Mitja D. Back, Lars Penke, Stefan C. Schmukle, and Jens B. Asendorpf, Psychological Science, April 6, 2011
Match.com conducts an annual survey which includes a version of this question from Christopher Marlowe’s 16th-century poem: “Who ever loved, that loved not at first sight?” A great many, it turns out. In the survey, 33 percent of men and 43 percent of women answered yes when asked if they had ever fallen in love with someone they did not initially find attractive. Dr. Fisher terms this process “slow love,” and says it is becoming more common as people take longer to marry.
So You’re Not Desirable ...
The old axiom says beauty is in the eye of the beholder. When it comes to initial impressions, this statement is not really true: Consensus about desirable qualities creates a gulf between the haves and have-nots. But the truth of this maxim increases over time: As people get to know each other, decreasing consensus and increasing uniqueness give everyone a fighting chance.
The Demographics of Mate Value and Self-Esteem
Personality and Individual Differences 36 (2004) 471–484, February 2003

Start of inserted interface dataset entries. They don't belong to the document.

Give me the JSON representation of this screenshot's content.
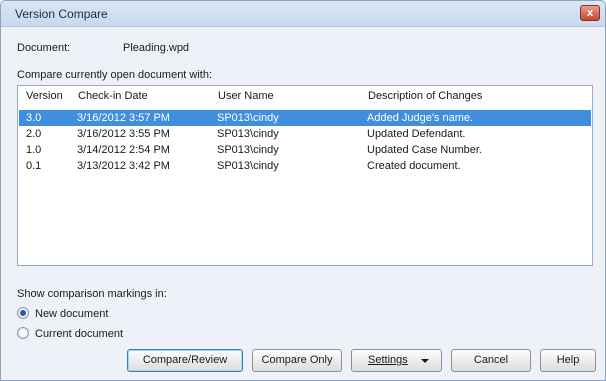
{
  "window": {
    "title": "Version Compare",
    "close_glyph": "x"
  },
  "document": {
    "label": "Document:",
    "value": "Pleading.wpd"
  },
  "compare_label": "Compare currently open document with:",
  "list": {
    "columns": [
      "Version",
      "Check-in Date",
      "User Name",
      "Description of Changes"
    ],
    "rows": [
      {
        "version": "3.0",
        "date": "3/16/2012 3:57 PM",
        "user": "SP013\\cindy",
        "desc": "Added Judge's name.",
        "selected": true
      },
      {
        "version": "2.0",
        "date": "3/16/2012 3:55 PM",
        "user": "SP013\\cindy",
        "desc": "Updated Defendant.",
        "selected": false
      },
      {
        "version": "1.0",
        "date": "3/14/2012 2:54 PM",
        "user": "SP013\\cindy",
        "desc": "Updated Case Number.",
        "selected": false
      },
      {
        "version": "0.1",
        "date": "3/13/2012 3:42 PM",
        "user": "SP013\\cindy",
        "desc": "Created document.",
        "selected": false
      }
    ]
  },
  "markings": {
    "label": "Show comparison markings in:",
    "options": [
      {
        "label": "New document",
        "checked": true
      },
      {
        "label": "Current document",
        "checked": false
      }
    ]
  },
  "buttons": {
    "compare_review": "Compare/Review",
    "compare_only": "Compare Only",
    "settings": "Settings",
    "cancel": "Cancel",
    "help": "Help"
  },
  "colors": {
    "selection": "#3f8fde",
    "dialog_bg": "#eef2f8",
    "close_button": "#c4452f"
  }
}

A revised version of the sociometer hypothesis account of self-esteem holds that self-esteem is a function of multiple indexes of how a person stands in relation to those around him or her. One of the areas in which people are proposed to be sensitive to their relative standing is their mate value—how attractive they are as a potential mate. Elements of one’s mate value are tied to age and sex of a person, and marital status may also be a demographic variable that reflects mate value. A study with 161 participants, representing a range of ages and marital standings, found that age, sex, and marital status were related to self-estimates of mate value and efforts to enhance mate value. In turn, mate value and mate value enhancement effort—in addition to marital satisfaction–were significant predictor variables for self-esteem.